• Exercise instructions: Restate every line of the data word for word, except for the images.

• Source data:

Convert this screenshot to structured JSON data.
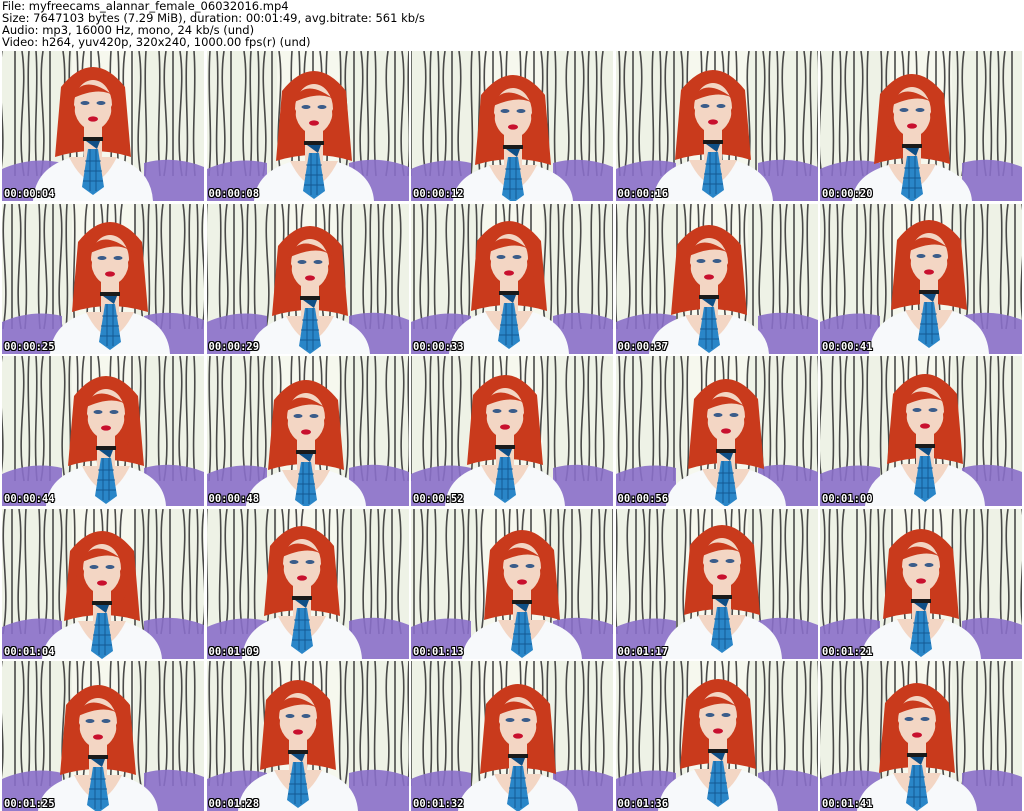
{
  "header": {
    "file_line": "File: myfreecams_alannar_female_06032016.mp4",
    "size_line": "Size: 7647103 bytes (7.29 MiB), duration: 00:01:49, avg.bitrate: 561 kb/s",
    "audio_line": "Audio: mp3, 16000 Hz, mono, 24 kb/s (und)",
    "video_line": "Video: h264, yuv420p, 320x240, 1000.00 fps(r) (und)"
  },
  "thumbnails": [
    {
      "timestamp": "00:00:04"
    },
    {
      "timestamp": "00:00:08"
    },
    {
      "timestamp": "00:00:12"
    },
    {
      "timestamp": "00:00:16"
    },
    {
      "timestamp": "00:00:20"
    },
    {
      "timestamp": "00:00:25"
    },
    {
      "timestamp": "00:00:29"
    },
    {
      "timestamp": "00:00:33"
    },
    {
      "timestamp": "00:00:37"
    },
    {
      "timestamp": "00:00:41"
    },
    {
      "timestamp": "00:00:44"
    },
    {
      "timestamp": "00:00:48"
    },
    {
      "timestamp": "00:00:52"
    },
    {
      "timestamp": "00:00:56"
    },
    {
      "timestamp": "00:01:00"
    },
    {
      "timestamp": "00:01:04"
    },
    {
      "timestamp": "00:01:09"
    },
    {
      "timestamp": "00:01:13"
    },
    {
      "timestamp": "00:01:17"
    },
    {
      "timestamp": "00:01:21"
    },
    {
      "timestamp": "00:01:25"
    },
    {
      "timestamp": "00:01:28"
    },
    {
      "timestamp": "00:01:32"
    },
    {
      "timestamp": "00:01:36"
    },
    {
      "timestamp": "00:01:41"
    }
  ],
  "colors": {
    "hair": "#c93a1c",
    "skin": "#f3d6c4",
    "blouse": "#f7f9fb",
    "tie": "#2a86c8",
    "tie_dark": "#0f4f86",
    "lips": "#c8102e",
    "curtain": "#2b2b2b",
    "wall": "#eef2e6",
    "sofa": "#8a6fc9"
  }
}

• Reply to the task:
Convert this screenshot to structured JSON data.
{
  "header": {
    "file_line": "File: myfreecams_alannar_female_06032016.mp4",
    "size_line": "Size: 7647103 bytes (7.29 MiB), duration: 00:01:49, avg.bitrate: 561 kb/s",
    "audio_line": "Audio: mp3, 16000 Hz, mono, 24 kb/s (und)",
    "video_line": "Video: h264, yuv420p, 320x240, 1000.00 fps(r) (und)"
  },
  "thumbnails": [
    {
      "timestamp": "00:00:04"
    },
    {
      "timestamp": "00:00:08"
    },
    {
      "timestamp": "00:00:12"
    },
    {
      "timestamp": "00:00:16"
    },
    {
      "timestamp": "00:00:20"
    },
    {
      "timestamp": "00:00:25"
    },
    {
      "timestamp": "00:00:29"
    },
    {
      "timestamp": "00:00:33"
    },
    {
      "timestamp": "00:00:37"
    },
    {
      "timestamp": "00:00:41"
    },
    {
      "timestamp": "00:00:44"
    },
    {
      "timestamp": "00:00:48"
    },
    {
      "timestamp": "00:00:52"
    },
    {
      "timestamp": "00:00:56"
    },
    {
      "timestamp": "00:01:00"
    },
    {
      "timestamp": "00:01:04"
    },
    {
      "timestamp": "00:01:09"
    },
    {
      "timestamp": "00:01:13"
    },
    {
      "timestamp": "00:01:17"
    },
    {
      "timestamp": "00:01:21"
    },
    {
      "timestamp": "00:01:25"
    },
    {
      "timestamp": "00:01:28"
    },
    {
      "timestamp": "00:01:32"
    },
    {
      "timestamp": "00:01:36"
    },
    {
      "timestamp": "00:01:41"
    }
  ],
  "colors": {
    "hair": "#c93a1c",
    "skin": "#f3d6c4",
    "blouse": "#f7f9fb",
    "tie": "#2a86c8",
    "tie_dark": "#0f4f86",
    "lips": "#c8102e",
    "curtain": "#2b2b2b",
    "wall": "#eef2e6",
    "sofa": "#8a6fc9"
  }
}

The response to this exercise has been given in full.